#### [WHAT IS EXPECTED]
Using the data below, gather each line that includes the word "templates".

[Source data]
* * *
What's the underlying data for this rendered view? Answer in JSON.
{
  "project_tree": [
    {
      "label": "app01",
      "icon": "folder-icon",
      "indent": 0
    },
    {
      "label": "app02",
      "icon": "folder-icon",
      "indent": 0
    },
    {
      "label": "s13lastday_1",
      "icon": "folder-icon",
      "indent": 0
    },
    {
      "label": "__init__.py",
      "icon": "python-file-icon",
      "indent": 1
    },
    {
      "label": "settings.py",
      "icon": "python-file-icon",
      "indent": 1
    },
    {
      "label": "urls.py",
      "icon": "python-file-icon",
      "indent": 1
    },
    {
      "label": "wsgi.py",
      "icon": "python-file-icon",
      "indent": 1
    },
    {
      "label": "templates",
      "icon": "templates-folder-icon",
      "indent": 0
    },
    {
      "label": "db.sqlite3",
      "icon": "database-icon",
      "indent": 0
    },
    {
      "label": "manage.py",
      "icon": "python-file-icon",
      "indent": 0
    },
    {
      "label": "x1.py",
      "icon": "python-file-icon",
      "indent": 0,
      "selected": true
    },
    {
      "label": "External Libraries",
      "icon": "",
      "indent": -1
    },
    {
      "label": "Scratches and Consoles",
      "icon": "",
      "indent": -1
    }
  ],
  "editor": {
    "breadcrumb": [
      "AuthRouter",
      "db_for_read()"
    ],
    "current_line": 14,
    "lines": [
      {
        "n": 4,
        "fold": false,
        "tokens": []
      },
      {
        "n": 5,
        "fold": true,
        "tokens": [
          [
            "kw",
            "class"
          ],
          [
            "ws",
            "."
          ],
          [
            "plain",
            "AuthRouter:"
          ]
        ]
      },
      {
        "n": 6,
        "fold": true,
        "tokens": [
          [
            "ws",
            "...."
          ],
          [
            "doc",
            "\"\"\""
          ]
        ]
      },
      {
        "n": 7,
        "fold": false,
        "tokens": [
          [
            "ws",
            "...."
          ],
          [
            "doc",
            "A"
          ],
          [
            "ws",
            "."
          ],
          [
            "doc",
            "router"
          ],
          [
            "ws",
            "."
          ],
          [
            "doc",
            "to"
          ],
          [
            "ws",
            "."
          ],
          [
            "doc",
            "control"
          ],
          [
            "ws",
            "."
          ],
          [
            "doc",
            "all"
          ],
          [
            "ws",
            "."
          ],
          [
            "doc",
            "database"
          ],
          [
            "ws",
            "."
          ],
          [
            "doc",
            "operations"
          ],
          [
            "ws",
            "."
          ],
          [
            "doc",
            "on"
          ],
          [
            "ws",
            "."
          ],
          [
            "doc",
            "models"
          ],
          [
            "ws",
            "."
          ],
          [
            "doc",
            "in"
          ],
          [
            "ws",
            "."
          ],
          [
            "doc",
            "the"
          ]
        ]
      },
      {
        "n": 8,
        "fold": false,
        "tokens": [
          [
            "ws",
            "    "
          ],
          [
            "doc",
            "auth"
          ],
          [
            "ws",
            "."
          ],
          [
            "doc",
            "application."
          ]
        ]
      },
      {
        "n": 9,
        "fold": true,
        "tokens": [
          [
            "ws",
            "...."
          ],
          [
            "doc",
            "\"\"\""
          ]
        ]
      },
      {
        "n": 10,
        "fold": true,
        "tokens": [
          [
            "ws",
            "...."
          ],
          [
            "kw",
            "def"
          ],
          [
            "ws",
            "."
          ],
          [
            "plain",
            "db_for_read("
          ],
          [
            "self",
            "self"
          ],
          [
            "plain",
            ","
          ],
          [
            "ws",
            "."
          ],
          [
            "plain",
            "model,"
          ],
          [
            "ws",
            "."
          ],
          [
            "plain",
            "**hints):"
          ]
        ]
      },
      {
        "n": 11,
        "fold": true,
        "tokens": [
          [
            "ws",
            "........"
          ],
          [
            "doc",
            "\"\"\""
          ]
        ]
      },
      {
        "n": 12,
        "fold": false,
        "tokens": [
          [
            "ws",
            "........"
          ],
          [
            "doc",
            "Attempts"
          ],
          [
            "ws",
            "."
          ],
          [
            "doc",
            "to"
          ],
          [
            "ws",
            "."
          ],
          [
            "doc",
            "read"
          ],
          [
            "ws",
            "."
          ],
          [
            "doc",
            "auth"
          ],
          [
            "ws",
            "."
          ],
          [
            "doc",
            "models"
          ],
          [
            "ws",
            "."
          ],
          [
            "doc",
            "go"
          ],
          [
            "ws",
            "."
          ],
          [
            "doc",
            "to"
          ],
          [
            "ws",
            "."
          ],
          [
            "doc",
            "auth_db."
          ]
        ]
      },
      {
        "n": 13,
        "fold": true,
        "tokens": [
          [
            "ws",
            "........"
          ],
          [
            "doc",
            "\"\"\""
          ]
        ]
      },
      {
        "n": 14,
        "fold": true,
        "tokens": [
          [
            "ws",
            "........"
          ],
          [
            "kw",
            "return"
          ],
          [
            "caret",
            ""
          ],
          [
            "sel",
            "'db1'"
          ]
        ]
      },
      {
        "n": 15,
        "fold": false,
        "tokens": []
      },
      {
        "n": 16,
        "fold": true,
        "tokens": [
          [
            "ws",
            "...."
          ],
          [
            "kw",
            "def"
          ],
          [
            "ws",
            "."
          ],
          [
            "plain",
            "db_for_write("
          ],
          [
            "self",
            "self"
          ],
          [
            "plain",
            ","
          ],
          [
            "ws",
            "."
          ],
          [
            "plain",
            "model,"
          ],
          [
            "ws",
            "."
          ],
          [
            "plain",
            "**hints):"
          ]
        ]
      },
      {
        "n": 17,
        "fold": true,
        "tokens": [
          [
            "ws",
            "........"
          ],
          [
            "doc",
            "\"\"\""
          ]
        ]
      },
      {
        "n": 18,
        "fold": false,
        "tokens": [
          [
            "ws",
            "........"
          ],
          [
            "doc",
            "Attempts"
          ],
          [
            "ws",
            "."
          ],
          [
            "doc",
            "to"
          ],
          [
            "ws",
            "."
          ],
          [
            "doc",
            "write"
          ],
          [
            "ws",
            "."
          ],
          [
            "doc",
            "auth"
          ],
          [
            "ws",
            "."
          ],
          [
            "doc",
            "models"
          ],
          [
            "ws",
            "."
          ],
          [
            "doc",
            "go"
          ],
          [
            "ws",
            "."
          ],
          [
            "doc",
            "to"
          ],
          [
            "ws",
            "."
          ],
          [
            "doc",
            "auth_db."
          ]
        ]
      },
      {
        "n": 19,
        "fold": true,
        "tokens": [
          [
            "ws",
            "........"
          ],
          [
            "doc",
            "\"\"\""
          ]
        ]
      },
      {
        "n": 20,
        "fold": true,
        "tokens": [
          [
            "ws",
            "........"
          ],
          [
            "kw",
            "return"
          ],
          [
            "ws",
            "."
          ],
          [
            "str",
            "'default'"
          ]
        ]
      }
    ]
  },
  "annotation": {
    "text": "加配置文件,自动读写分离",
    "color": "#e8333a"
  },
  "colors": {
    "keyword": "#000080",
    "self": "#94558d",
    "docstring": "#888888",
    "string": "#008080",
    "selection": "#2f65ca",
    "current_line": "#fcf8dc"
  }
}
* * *
#### [THE ANSWER]
      "label": "templates",
      "icon": "templates-folder-icon",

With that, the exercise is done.